Materials provided>
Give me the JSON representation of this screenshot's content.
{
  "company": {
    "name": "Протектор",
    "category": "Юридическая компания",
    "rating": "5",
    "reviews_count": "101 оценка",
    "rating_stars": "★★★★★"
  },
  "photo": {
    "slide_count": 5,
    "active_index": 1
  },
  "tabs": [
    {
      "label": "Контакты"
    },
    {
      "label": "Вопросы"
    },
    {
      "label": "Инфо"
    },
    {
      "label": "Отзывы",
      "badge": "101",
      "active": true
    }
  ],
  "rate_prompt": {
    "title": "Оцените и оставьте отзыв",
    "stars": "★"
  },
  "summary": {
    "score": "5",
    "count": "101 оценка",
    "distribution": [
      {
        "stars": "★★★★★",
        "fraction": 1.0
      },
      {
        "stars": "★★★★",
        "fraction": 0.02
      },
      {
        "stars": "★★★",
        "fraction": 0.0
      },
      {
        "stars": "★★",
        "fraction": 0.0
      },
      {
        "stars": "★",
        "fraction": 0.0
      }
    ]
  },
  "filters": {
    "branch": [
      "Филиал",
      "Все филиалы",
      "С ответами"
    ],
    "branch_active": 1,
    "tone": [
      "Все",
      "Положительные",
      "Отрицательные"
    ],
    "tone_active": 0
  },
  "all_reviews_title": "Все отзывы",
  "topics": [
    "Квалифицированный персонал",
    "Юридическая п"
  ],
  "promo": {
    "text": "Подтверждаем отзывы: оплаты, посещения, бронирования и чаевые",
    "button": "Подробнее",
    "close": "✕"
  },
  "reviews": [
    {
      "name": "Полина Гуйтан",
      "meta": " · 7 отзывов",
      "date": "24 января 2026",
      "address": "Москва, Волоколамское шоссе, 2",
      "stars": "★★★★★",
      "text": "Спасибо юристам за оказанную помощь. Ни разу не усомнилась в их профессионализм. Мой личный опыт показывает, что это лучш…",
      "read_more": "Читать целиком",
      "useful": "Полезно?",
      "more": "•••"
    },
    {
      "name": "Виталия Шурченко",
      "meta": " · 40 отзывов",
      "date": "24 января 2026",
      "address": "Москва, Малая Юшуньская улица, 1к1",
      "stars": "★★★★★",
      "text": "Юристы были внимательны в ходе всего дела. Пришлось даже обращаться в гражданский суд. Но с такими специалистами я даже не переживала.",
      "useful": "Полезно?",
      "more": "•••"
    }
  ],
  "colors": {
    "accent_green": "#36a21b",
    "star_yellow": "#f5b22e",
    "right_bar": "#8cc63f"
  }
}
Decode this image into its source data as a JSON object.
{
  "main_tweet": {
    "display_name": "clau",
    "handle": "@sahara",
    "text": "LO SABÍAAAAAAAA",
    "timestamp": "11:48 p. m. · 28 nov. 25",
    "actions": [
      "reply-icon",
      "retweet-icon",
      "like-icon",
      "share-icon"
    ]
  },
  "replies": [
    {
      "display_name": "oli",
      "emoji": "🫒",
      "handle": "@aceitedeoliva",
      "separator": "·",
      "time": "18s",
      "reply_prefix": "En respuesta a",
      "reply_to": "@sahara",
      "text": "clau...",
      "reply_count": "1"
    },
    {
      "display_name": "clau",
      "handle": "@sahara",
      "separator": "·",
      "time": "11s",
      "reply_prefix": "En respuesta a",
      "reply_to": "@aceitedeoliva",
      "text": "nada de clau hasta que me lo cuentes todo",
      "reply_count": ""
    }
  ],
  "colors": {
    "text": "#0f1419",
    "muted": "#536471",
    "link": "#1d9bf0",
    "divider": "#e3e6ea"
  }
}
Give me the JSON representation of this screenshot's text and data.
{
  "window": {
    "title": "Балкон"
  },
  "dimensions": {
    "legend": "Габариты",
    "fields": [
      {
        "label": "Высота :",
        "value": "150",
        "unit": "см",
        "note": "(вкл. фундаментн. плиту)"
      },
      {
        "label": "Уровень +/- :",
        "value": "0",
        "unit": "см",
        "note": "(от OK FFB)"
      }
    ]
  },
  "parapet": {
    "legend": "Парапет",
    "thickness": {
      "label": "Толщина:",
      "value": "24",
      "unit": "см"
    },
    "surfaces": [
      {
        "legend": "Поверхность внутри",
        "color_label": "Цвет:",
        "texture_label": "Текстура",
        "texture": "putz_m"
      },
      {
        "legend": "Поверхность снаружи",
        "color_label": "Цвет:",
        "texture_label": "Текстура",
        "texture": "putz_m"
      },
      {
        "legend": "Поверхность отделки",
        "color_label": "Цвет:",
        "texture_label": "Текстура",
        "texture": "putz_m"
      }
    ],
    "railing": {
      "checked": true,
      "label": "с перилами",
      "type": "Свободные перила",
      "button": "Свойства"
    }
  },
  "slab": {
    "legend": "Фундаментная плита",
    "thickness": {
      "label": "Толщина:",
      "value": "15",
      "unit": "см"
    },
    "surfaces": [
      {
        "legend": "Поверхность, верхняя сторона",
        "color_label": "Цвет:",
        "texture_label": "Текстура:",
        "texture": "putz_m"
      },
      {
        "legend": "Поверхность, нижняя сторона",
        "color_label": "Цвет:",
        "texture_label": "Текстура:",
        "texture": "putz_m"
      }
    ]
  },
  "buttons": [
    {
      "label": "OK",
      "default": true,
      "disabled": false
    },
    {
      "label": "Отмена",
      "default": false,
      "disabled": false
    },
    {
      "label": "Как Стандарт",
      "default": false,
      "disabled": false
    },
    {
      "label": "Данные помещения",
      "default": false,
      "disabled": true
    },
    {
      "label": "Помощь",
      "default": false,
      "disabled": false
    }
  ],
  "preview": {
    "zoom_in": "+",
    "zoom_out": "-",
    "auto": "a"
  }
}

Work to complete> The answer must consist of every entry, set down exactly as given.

Exercise solution>
Give me the JSON representation of this screenshot's content.
{
  "company": {
    "name": "Протектор",
    "category": "Юридическая компания",
    "rating": "5",
    "reviews_count": "101 оценка",
    "rating_stars": "★★★★★"
  },
  "photo": {
    "slide_count": 5,
    "active_index": 1
  },
  "tabs": [
    {
      "label": "Контакты"
    },
    {
      "label": "Вопросы"
    },
    {
      "label": "Инфо"
    },
    {
      "label": "Отзывы",
      "badge": "101",
      "active": true
    }
  ],
  "rate_prompt": {
    "title": "Оцените и оставьте отзыв",
    "stars": "★"
  },
  "summary": {
    "score": "5",
    "count": "101 оценка",
    "distribution": [
      {
        "stars": "★★★★★",
        "fraction": 1.0
      },
      {
        "stars": "★★★★",
        "fraction": 0.02
      },
      {
        "stars": "★★★",
        "fraction": 0.0
      },
      {
        "stars": "★★",
        "fraction": 0.0
      },
      {
        "stars": "★",
        "fraction": 0.0
      }
    ]
  },
  "filters": {
    "branch": [
      "Филиал",
      "Все филиалы",
      "С ответами"
    ],
    "branch_active": 1,
    "tone": [
      "Все",
      "Положительные",
      "Отрицательные"
    ],
    "tone_active": 0
  },
  "all_reviews_title": "Все отзывы",
  "topics": [
    "Квалифицированный персонал",
    "Юридическая п"
  ],
  "promo": {
    "text": "Подтверждаем отзывы: оплаты, посещения, бронирования и чаевые",
    "button": "Подробнее",
    "close": "✕"
  },
  "reviews": [
    {
      "name": "Полина Гуйтан",
      "meta": " · 7 отзывов",
      "date": "24 января 2026",
      "address": "Москва, Волоколамское шоссе, 2",
      "stars": "★★★★★",
      "text": "Спасибо юристам за оказанную помощь. Ни разу не усомнилась в их профессионализм. Мой личный опыт показывает, что это лучш…",
      "read_more": "Читать целиком",
      "useful": "Полезно?",
      "more": "•••"
    },
    {
      "name": "Виталия Шурченко",
      "meta": " · 40 отзывов",
      "date": "24 января 2026",
      "address": "Москва, Малая Юшуньская улица, 1к1",
      "stars": "★★★★★",
      "text": "Юристы были внимательны в ходе всего дела. Пришлось даже обращаться в гражданский суд. Но с такими специалистами я даже не переживала.",
      "useful": "Полезно?",
      "more": "•••"
    }
  ],
  "colors": {
    "accent_green": "#36a21b",
    "star_yellow": "#f5b22e",
    "right_bar": "#8cc63f"
  }
}
Decode this image into its source data as a JSON object.
{
  "main_tweet": {
    "display_name": "clau",
    "handle": "@sahara",
    "text": "LO SABÍAAAAAAAA",
    "timestamp": "11:48 p. m. · 28 nov. 25",
    "actions": [
      "reply-icon",
      "retweet-icon",
      "like-icon",
      "share-icon"
    ]
  },
  "replies": [
    {
      "display_name": "oli",
      "emoji": "🫒",
      "handle": "@aceitedeoliva",
      "separator": "·",
      "time": "18s",
      "reply_prefix": "En respuesta a",
      "reply_to": "@sahara",
      "text": "clau...",
      "reply_count": "1"
    },
    {
      "display_name": "clau",
      "handle": "@sahara",
      "separator": "·",
      "time": "11s",
      "reply_prefix": "En respuesta a",
      "reply_to": "@aceitedeoliva",
      "text": "nada de clau hasta que me lo cuentes todo",
      "reply_count": ""
    }
  ],
  "colors": {
    "text": "#0f1419",
    "muted": "#536471",
    "link": "#1d9bf0",
    "divider": "#e3e6ea"
  }
}
Give me the JSON representation of this screenshot's text and data.
{
  "window": {
    "title": "Балкон"
  },
  "dimensions": {
    "legend": "Габариты",
    "fields": [
      {
        "label": "Высота :",
        "value": "150",
        "unit": "см",
        "note": "(вкл. фундаментн. плиту)"
      },
      {
        "label": "Уровень +/- :",
        "value": "0",
        "unit": "см",
        "note": "(от OK FFB)"
      }
    ]
  },
  "parapet": {
    "legend": "Парапет",
    "thickness": {
      "label": "Толщина:",
      "value": "24",
      "unit": "см"
    },
    "surfaces": [
      {
        "legend": "Поверхность внутри",
        "color_label": "Цвет:",
        "texture_label": "Текстура",
        "texture": "putz_m"
      },
      {
        "legend": "Поверхность снаружи",
        "color_label": "Цвет:",
        "texture_label": "Текстура",
        "texture": "putz_m"
      },
      {
        "legend": "Поверхность отделки",
        "color_label": "Цвет:",
        "texture_label": "Текстура",
        "texture": "putz_m"
      }
    ],
    "railing": {
      "checked": true,
      "label": "с перилами",
      "type": "Свободные перила",
      "button": "Свойства"
    }
  },
  "slab": {
    "legend": "Фундаментная плита",
    "thickness": {
      "label": "Толщина:",
      "value": "15",
      "unit": "см"
    },
    "surfaces": [
      {
        "legend": "Поверхность, верхняя сторона",
        "color_label": "Цвет:",
        "texture_label": "Текстура:",
        "texture": "putz_m"
      },
      {
        "legend": "Поверхность, нижняя сторона",
        "color_label": "Цвет:",
        "texture_label": "Текстура:",
        "texture": "putz_m"
      }
    ]
  },
  "buttons": [
    {
      "label": "OK",
      "default": true,
      "disabled": false
    },
    {
      "label": "Отмена",
      "default": false,
      "disabled": false
    },
    {
      "label": "Как Стандарт",
      "default": false,
      "disabled": false
    },
    {
      "label": "Данные помещения",
      "default": false,
      "disabled": true
    },
    {
      "label": "Помощь",
      "default": false,
      "disabled": false
    }
  ],
  "preview": {
    "zoom_in": "+",
    "zoom_out": "-",
    "auto": "a"
  }
}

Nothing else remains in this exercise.